**WHAT IS BEING ASKED**
Without skipping or changing anything, print all the entries.

**RECORD EXCERPTS**
++++

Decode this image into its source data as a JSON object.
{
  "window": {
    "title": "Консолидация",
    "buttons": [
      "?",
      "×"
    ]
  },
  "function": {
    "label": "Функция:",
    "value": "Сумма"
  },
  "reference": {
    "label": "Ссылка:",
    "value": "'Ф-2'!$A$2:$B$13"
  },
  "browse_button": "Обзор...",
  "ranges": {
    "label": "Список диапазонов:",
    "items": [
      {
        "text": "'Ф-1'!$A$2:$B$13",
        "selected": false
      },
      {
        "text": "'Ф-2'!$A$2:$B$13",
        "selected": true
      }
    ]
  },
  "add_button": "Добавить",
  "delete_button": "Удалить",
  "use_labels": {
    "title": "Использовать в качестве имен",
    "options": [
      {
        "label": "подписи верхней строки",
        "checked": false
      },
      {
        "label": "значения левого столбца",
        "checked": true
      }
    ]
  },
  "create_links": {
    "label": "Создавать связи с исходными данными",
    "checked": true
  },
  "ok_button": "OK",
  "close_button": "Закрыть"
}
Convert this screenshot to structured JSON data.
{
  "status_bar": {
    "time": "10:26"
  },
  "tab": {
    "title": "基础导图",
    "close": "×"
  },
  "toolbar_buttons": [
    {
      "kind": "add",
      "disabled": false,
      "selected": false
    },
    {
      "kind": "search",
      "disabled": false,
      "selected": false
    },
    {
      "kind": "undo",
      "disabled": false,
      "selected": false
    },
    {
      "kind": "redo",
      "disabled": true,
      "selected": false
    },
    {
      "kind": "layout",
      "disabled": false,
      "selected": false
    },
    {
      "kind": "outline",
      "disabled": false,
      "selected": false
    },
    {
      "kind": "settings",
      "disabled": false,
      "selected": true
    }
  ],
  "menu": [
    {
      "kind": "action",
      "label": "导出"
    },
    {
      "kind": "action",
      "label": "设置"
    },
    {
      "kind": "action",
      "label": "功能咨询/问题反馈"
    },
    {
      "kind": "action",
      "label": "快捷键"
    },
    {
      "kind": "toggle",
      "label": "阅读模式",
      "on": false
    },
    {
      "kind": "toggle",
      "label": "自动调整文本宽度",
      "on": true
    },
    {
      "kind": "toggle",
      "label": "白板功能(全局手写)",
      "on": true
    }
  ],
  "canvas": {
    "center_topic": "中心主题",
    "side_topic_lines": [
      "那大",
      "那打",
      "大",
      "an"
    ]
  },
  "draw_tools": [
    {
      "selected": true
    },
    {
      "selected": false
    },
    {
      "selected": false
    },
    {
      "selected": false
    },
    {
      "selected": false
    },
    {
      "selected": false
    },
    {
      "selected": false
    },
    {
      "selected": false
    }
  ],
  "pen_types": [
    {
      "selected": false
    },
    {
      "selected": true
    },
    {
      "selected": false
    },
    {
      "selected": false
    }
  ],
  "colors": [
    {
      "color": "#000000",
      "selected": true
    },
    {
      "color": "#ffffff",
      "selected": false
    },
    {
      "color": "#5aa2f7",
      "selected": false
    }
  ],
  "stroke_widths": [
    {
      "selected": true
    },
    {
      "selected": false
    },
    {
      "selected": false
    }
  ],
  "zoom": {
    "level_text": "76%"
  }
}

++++

**ANSWER BELOW**
Decode this image into its source data as a JSON object.
{
  "window": {
    "title": "Консолидация",
    "buttons": [
      "?",
      "×"
    ]
  },
  "function": {
    "label": "Функция:",
    "value": "Сумма"
  },
  "reference": {
    "label": "Ссылка:",
    "value": "'Ф-2'!$A$2:$B$13"
  },
  "browse_button": "Обзор...",
  "ranges": {
    "label": "Список диапазонов:",
    "items": [
      {
        "text": "'Ф-1'!$A$2:$B$13",
        "selected": false
      },
      {
        "text": "'Ф-2'!$A$2:$B$13",
        "selected": true
      }
    ]
  },
  "add_button": "Добавить",
  "delete_button": "Удалить",
  "use_labels": {
    "title": "Использовать в качестве имен",
    "options": [
      {
        "label": "подписи верхней строки",
        "checked": false
      },
      {
        "label": "значения левого столбца",
        "checked": true
      }
    ]
  },
  "create_links": {
    "label": "Создавать связи с исходными данными",
    "checked": true
  },
  "ok_button": "OK",
  "close_button": "Закрыть"
}
Convert this screenshot to structured JSON data.
{
  "status_bar": {
    "time": "10:26"
  },
  "tab": {
    "title": "基础导图",
    "close": "×"
  },
  "toolbar_buttons": [
    {
      "kind": "add",
      "disabled": false,
      "selected": false
    },
    {
      "kind": "search",
      "disabled": false,
      "selected": false
    },
    {
      "kind": "undo",
      "disabled": false,
      "selected": false
    },
    {
      "kind": "redo",
      "disabled": true,
      "selected": false
    },
    {
      "kind": "layout",
      "disabled": false,
      "selected": false
    },
    {
      "kind": "outline",
      "disabled": false,
      "selected": false
    },
    {
      "kind": "settings",
      "disabled": false,
      "selected": true
    }
  ],
  "menu": [
    {
      "kind": "action",
      "label": "导出"
    },
    {
      "kind": "action",
      "label": "设置"
    },
    {
      "kind": "action",
      "label": "功能咨询/问题反馈"
    },
    {
      "kind": "action",
      "label": "快捷键"
    },
    {
      "kind": "toggle",
      "label": "阅读模式",
      "on": false
    },
    {
      "kind": "toggle",
      "label": "自动调整文本宽度",
      "on": true
    },
    {
      "kind": "toggle",
      "label": "白板功能(全局手写)",
      "on": true
    }
  ],
  "canvas": {
    "center_topic": "中心主题",
    "side_topic_lines": [
      "那大",
      "那打",
      "大",
      "an"
    ]
  },
  "draw_tools": [
    {
      "selected": true
    },
    {
      "selected": false
    },
    {
      "selected": false
    },
    {
      "selected": false
    },
    {
      "selected": false
    },
    {
      "selected": false
    },
    {
      "selected": false
    },
    {
      "selected": false
    }
  ],
  "pen_types": [
    {
      "selected": false
    },
    {
      "selected": true
    },
    {
      "selected": false
    },
    {
      "selected": false
    }
  ],
  "colors": [
    {
      "color": "#000000",
      "selected": true
    },
    {
      "color": "#ffffff",
      "selected": false
    },
    {
      "color": "#5aa2f7",
      "selected": false
    }
  ],
  "stroke_widths": [
    {
      "selected": true
    },
    {
      "selected": false
    },
    {
      "selected": false
    }
  ],
  "zoom": {
    "level_text": "76%"
  }
}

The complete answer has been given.